SUNEON Floating Solar Mounting System
Floating solar panels utilize the same technology as the panels that you put on your roof. The main difference is that they’ve been adapted to fit onto floating platforms, which are designed to be placed on lakes and quarries. While the technology still hasn’t evolved the point where it can be used on the open ocean, we cannot say what will happen in the future. For now though, floating solar panels are a great new technology that’s promising to change the way we look at renewable energy.
Floating solar, commonly known as “floatovoltaics,” typically involves installing solar panels on pontoons that rest on the surface of a water body.
Also known as Pontoon, the floating structure is a sturdy structure which easily holds the solar panel. It also has enough buoyancy to stay afloat on water while supporting the heavy load.
Benefits of Floatovoltaics
1.Floatovoltaics is a novel cleantech design engineered for water bodies, thus saving land for farming and other uses.
2.It could be an effective instrument where drought conditions wreak havoc on ecosystems, as it aids in water conservation by reducing losses through evaporation.
3.The technology presents no danger or risk to surrounding habitats or wildlife when implemented.
4.Furthermore, the solar panels operate more efficiently and produce more energy due to the natural cooling effect of the water.
5.Shielding water bodies from the sun also minimizes the growth of organic matter like algae.
6.Acts as corollary power supply when installed on a dam used for hydropower.

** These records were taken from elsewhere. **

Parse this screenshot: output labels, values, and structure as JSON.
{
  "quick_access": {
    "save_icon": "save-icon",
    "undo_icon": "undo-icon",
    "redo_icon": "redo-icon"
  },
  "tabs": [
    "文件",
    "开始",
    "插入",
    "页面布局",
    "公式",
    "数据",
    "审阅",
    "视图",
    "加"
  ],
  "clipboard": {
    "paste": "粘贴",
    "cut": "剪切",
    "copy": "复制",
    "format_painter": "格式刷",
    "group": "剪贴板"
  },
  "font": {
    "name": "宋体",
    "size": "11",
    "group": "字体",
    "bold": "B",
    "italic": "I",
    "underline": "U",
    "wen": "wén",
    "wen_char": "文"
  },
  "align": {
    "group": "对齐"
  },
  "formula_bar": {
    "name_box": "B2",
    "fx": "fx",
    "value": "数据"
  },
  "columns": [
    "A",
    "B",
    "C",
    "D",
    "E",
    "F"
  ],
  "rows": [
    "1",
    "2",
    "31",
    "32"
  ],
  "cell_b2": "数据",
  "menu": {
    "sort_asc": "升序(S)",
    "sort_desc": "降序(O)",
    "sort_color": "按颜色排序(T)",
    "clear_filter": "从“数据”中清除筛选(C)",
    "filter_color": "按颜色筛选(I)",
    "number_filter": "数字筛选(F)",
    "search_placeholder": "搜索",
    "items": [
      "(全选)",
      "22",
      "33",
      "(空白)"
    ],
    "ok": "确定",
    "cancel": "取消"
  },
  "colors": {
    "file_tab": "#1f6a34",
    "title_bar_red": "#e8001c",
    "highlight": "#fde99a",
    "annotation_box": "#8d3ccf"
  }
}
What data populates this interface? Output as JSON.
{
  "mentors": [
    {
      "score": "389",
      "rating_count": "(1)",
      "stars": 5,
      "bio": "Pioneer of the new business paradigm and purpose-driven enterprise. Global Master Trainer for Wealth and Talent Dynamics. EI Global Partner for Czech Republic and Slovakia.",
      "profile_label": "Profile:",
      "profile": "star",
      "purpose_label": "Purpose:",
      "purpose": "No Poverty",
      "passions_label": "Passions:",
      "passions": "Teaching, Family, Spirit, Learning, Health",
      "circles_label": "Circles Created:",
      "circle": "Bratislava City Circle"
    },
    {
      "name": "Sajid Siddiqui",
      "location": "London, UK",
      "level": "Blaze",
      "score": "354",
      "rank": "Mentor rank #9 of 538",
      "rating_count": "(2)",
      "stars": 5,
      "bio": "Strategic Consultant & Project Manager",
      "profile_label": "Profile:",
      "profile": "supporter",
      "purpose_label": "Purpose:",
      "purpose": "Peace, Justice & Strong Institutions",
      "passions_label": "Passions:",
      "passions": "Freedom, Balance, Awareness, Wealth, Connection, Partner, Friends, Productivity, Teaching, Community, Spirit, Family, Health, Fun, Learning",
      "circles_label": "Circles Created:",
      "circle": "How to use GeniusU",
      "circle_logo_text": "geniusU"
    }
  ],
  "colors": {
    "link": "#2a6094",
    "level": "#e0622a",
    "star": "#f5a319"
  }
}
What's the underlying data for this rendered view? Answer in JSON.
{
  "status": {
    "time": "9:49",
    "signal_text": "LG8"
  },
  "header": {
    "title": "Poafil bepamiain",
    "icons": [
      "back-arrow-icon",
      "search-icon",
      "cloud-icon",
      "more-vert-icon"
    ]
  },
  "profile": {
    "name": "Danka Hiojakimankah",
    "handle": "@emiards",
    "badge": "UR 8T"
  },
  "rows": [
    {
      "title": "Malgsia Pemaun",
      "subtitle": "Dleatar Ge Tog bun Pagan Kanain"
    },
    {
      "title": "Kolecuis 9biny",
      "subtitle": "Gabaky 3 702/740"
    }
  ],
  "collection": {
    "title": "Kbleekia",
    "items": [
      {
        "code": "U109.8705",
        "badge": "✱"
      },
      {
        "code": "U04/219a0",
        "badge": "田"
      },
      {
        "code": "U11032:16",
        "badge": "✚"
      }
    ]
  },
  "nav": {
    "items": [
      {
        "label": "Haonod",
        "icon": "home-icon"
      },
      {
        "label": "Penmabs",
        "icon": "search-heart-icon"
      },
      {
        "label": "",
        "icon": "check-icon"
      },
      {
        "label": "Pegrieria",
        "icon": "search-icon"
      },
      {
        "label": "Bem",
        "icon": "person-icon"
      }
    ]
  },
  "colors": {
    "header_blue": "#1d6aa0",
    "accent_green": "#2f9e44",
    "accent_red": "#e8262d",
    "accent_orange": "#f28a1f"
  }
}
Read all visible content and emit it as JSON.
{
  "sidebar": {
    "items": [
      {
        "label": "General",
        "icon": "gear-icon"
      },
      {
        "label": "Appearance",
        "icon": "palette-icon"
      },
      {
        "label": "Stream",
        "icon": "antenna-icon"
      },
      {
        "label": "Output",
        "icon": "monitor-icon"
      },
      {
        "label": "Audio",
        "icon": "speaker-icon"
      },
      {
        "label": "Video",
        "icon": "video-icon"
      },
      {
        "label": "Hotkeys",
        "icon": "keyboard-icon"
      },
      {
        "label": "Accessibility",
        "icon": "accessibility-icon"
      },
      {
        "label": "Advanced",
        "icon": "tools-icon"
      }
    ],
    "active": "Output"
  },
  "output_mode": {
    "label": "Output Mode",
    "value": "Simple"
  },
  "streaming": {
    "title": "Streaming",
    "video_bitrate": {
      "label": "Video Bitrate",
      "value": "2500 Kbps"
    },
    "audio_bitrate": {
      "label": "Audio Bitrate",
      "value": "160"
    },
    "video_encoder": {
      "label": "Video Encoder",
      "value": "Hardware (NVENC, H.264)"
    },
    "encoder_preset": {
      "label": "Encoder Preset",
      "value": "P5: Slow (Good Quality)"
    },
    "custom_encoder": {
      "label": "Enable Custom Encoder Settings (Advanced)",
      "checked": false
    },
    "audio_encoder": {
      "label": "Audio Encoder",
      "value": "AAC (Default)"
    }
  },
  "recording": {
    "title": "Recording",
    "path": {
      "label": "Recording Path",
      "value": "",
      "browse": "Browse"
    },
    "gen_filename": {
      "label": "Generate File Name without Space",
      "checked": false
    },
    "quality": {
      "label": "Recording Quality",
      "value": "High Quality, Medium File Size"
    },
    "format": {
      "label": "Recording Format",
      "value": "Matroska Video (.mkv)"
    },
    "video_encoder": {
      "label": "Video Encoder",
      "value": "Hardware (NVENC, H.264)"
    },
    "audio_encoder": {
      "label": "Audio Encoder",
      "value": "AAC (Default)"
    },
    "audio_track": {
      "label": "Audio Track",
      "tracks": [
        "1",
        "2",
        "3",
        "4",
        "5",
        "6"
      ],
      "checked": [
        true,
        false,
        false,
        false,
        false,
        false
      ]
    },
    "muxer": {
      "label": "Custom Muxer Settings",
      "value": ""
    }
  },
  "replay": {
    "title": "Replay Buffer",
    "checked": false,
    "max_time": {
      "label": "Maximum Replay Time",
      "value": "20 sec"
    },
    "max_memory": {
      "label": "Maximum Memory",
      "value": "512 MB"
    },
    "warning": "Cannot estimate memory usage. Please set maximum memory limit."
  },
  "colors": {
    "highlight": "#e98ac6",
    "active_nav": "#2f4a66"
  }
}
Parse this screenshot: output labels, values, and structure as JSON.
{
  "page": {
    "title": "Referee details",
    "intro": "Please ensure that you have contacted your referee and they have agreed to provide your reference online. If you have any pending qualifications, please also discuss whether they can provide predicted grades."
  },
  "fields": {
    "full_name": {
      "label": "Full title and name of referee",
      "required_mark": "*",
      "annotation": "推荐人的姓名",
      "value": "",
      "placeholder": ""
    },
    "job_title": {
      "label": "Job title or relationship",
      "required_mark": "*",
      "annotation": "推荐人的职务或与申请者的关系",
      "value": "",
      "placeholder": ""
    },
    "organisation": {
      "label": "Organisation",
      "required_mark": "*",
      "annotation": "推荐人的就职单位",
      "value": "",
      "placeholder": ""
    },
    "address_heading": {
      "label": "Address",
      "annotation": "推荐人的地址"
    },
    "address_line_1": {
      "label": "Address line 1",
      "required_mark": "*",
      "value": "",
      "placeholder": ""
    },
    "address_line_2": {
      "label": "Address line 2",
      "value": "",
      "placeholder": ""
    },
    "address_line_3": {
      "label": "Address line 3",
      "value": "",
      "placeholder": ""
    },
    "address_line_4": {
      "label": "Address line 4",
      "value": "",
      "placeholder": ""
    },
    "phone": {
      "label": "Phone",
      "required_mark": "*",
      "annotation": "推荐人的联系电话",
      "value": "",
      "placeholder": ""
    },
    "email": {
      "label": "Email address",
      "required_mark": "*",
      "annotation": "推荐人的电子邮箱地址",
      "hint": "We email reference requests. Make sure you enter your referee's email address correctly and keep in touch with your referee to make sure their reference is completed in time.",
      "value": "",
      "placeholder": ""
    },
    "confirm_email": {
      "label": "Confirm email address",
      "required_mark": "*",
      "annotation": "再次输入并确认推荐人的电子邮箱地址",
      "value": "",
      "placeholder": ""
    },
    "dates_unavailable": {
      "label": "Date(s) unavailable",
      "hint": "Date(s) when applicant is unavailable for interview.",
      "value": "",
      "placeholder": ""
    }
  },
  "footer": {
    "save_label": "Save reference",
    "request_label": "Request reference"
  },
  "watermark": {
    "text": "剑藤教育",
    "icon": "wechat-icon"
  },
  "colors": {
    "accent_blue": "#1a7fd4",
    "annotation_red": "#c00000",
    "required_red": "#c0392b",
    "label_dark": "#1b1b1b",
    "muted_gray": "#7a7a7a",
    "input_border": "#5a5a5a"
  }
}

The floats and other mounting components unique to water-based solar are slightly more expensive, but that difference will evaporate as more projects are built. And as solar has proliferated in some areas, it has become harder to find available land for new installations. Japan has been a frontrunner in floatovoltaics, given its plentiful water resources compared to limited land reserves. Ciel et Terre has designed and implemented over 40 MW of floating solar power across 20 plants in Japan, including the world’s largest floating PV project under construction on the Yamakura Dam, with 50,904 floating solar panels.